The first and most important reason is safety. You know (for the most part) that you and/or others you may have given permission to should be the only ones on that property. I’ve had some great leases over the years that I shared with my family and friends. It’s fun, comfortable and safe. I have to say that getting these leases wasn’t very easy. I did acquire most simply by calling on a piece of property that was for sale or by knocking on doors in areas that were of interest to me. Always be kind and courteous, thanking them for their time. Be sure to leave your name and number with them. They may not want to lease this property to you this season but that may change down the road. Be able to face rejection when they tell you “no,” but keep in mind that’s all part of the process and all it takes is that one person to say “yes” to your request and you’ll be on top of the world. Hunting property is getting harder and harder to come by so be patient and put in your time.

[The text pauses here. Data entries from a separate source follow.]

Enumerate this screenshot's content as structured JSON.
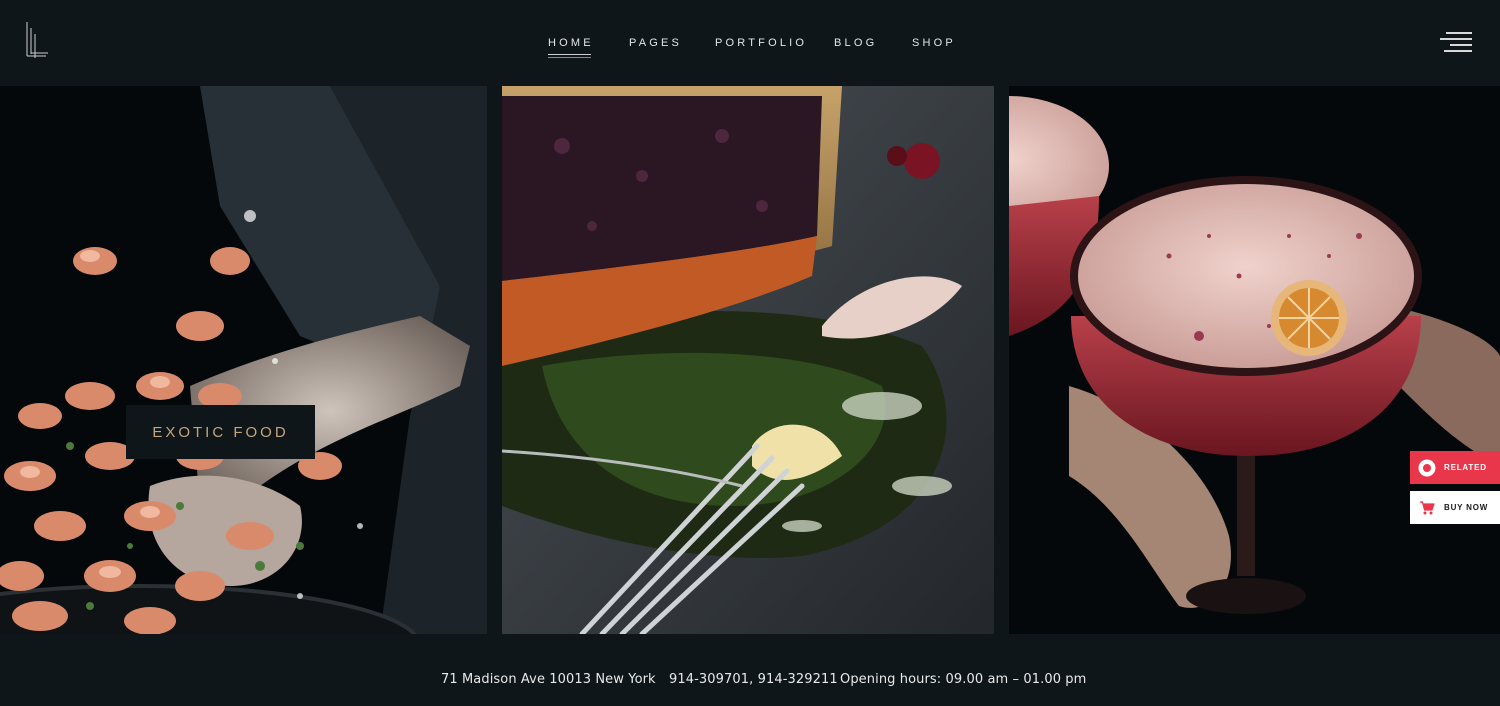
{
  "brand": {
    "logo_icon": "lines-logo-icon"
  },
  "nav": {
    "items": [
      {
        "label": "HOME",
        "active": true
      },
      {
        "label": "PAGES",
        "active": false
      },
      {
        "label": "PORTFOLIO",
        "active": false
      },
      {
        "label": "BLOG",
        "active": false
      },
      {
        "label": "SHOP",
        "active": false
      }
    ],
    "menu_icon": "hamburger-menu-icon"
  },
  "gallery": {
    "panels": [
      {
        "name": "shrimp-photo",
        "caption": "EXOTIC FOOD"
      },
      {
        "name": "pie-photo"
      },
      {
        "name": "cocktail-photo"
      }
    ]
  },
  "side_buttons": {
    "related": {
      "label": "RELATED",
      "icon": "circle-dot-icon",
      "color": "#e8374b"
    },
    "buy_now": {
      "label": "BUY NOW",
      "icon": "cart-icon",
      "color": "#e8374b"
    }
  },
  "footer": {
    "address": "71 Madison Ave 10013 New York",
    "phones": "914-309701, 914-329211",
    "hours": "Opening hours: 09.00 am – 01.00 pm"
  },
  "colors": {
    "background": "#0f1619",
    "accent_gold": "#c6a57a",
    "accent_red": "#e8374b"
  }
}
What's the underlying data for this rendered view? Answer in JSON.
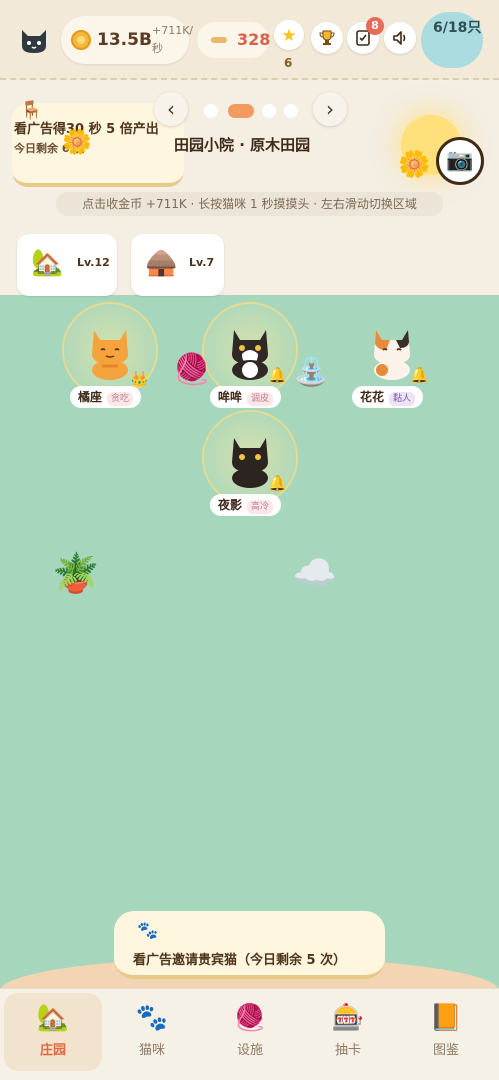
{
  "header": {
    "coins": "13.5B",
    "coin_rate": "+711K/秒",
    "fish": "328",
    "stars": "6",
    "task_badge": "8",
    "cat_count": "6/18只"
  },
  "banner": {
    "ad_title": "看广告得30 秒 5 倍产出",
    "ad_sub": "今日剩余 6 次",
    "area_title": "田园小院 · 原木田园",
    "hint": "点击收金币 +711K · 长按猫咪 1 秒摸摸头 · 左右滑动切换区域",
    "prev": "‹",
    "next": "›",
    "buildings": [
      {
        "level": "Lv.12",
        "icon": "house-icon"
      },
      {
        "level": "Lv.7",
        "icon": "cabin-icon"
      }
    ]
  },
  "cats": [
    {
      "name": "橘座",
      "trait": "贪吃",
      "color": "#f4a33d"
    },
    {
      "name": "哞哞",
      "trait": "调皮",
      "color": "#2f2826"
    },
    {
      "name": "花花",
      "trait": "黏人",
      "color": "#e78a3a"
    },
    {
      "name": "夜影",
      "trait": "高冷",
      "color": "#2b2420"
    }
  ],
  "guest_ad": "看广告邀请贵宾猫（今日剩余 5 次）",
  "nav": [
    {
      "label": "庄园",
      "icon": "house-icon"
    },
    {
      "label": "猫咪",
      "icon": "paw-icon"
    },
    {
      "label": "设施",
      "icon": "yarn-icon"
    },
    {
      "label": "抽卡",
      "icon": "capsule-machine-icon"
    },
    {
      "label": "图鉴",
      "icon": "book-icon"
    }
  ]
}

The second reason is deer management. You will have a direct impact on the deer that reside there. I’m a firm believer in the Quality Deer Management program that more and more property owners and their neighbors are embracing. If you give these deer a chance to grow and keep a healthy buck to doe ratio in the mix you’ll experience hunting like you’ve never seen. The key to making this work is to get your neighbors involved. Experiment with food plots that will hold deer and create bedding areas for the deer, if space allows. For ten months out of the year, all a whitetail thinks about is a place to eat and sleep that is relatively safe. The other two months are spent chasing or being chased around because of the rut. This is certainly the best and most productive time of the year to hunt. And, when it’s kicked into full gear these are my two favorite weeks of the year. Be sure to put your time in on the stand to increase your chances of success. I guarantee that you will see more than at any other time of the season.

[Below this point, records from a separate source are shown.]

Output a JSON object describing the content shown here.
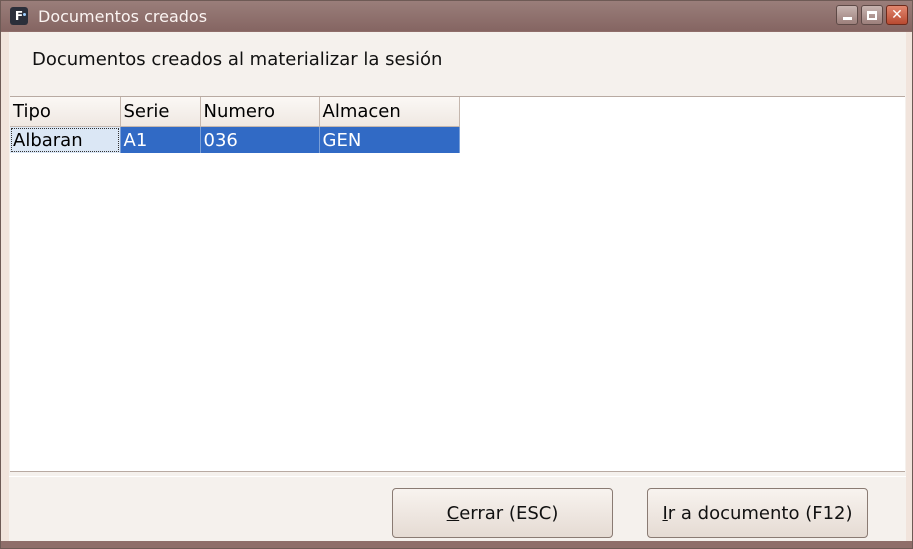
{
  "window": {
    "title": "Documentos creados",
    "app_icon_letter": "F"
  },
  "dialog": {
    "heading": "Documentos creados al materializar la sesión"
  },
  "grid": {
    "columns": [
      "Tipo",
      "Serie",
      "Numero",
      "Almacen"
    ],
    "rows": [
      [
        "Albaran",
        "A1",
        "036",
        "GEN"
      ]
    ],
    "selected_row": 0,
    "selection_color": "#316ac5"
  },
  "buttons": {
    "close": {
      "mnemonic": "C",
      "rest": "errar (ESC)"
    },
    "goto": {
      "mnemonic": "I",
      "rest": "r a documento (F12)"
    }
  },
  "colors": {
    "titlebar": "#8f6e6a",
    "close_button": "#c85a40",
    "client_bg": "#f5f1ed"
  },
  "icons": {
    "minimize": "minimize-icon",
    "maximize": "maximize-icon",
    "close": "close-icon"
  }
}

Public land is always a gamble. I will say that a good number of deer are harvested on public land. The key to success here is to get off the beaten path and go find those places that other hunters have no desire to be in. You’ll be farther away from your competition and be closer to where these big deer like to hang out. They like solitude, safety and comfort next to a feeding area. Find that place and you’ll find success. Check the laws for using and hanging stands or putting up ground blinds on public property. Know that you are not going to be the only hunter out there and be willing to accept the fact that others may wander in what you like to think is “your area.” Remember that it is public land and that’s just part of the deal. I’ve been there and done that and yes, it is frustrating, but make the best of it.
There is certainly a lot more that I could talk about in regards to increasing the odds of being successful bowhunting this fall and winter. Trail cameras, stand placement and cover scent are just a few more things to consider. Do your homework and prepare yourself to the best of your ability. Read as much as you can and don’t be afraid to ask questions. I have learned, however, that the best lessons come from just taking that first step and getting out and into the woods. Enjoy each and every moment that you’re there and I promise that you will be amazed at what you will learn and see.

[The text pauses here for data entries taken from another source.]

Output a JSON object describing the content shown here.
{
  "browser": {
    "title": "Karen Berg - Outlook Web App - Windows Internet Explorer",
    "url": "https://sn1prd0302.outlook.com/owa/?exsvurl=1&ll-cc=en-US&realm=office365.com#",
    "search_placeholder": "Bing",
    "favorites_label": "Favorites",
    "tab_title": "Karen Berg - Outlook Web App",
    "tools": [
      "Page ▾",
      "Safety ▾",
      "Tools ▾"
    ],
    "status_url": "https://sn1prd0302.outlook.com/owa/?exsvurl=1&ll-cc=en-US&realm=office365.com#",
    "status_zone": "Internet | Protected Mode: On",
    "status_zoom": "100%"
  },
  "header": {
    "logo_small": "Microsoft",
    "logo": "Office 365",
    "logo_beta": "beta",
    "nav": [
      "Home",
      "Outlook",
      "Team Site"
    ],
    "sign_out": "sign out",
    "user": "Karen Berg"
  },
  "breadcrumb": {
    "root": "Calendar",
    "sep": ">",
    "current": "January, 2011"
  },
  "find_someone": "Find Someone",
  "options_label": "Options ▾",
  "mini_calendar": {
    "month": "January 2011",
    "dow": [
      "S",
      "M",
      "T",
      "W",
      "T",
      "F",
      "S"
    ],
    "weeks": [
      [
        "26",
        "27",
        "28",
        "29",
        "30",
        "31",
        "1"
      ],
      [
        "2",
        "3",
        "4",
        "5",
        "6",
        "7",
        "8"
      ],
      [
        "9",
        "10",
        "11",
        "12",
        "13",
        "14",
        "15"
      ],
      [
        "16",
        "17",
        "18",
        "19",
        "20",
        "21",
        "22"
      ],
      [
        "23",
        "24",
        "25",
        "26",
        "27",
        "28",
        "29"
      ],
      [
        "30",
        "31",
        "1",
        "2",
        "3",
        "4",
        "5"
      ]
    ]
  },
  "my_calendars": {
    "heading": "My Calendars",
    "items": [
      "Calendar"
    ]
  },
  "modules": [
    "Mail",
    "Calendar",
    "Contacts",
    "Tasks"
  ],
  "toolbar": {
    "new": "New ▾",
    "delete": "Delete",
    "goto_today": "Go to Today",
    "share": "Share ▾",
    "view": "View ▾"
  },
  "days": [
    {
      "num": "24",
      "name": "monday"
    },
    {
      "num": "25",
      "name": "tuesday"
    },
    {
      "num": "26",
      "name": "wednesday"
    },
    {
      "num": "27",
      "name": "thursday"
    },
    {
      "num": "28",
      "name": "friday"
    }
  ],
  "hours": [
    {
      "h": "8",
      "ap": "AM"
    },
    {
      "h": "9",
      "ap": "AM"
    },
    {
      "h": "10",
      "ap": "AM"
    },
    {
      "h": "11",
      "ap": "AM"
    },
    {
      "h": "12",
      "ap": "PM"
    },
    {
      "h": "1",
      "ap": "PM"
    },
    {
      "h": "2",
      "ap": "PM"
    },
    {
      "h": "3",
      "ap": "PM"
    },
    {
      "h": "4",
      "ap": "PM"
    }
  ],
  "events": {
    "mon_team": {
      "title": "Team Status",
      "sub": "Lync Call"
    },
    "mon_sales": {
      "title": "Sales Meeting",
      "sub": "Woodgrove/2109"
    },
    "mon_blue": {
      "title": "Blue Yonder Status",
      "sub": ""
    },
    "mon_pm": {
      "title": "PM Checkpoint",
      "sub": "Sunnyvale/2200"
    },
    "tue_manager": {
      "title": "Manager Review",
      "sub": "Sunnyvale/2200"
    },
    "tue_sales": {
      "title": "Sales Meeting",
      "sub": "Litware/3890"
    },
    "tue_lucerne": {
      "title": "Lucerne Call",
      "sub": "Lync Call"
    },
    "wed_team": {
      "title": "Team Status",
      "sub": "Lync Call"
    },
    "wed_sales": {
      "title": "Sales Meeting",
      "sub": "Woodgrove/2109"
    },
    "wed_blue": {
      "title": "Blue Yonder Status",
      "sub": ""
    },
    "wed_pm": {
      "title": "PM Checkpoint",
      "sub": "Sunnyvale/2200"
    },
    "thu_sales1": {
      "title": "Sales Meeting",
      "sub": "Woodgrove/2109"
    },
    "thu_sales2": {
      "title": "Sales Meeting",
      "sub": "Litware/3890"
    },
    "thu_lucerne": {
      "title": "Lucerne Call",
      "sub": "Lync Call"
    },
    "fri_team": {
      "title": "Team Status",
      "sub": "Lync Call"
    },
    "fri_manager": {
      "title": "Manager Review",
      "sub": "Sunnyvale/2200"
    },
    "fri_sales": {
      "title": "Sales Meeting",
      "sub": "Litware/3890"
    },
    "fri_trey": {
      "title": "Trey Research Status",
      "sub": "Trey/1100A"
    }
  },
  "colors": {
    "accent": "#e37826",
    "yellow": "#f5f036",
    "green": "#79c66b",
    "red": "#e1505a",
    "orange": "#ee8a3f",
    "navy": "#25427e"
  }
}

One other thing to remember…don’t base your success as a hunter on the size of the deer, the harvest or lack thereof. Enjoy the hunt and the people you share it with. The harvest is just the icing on the cake.
Good Luck this season, be safe and have fun!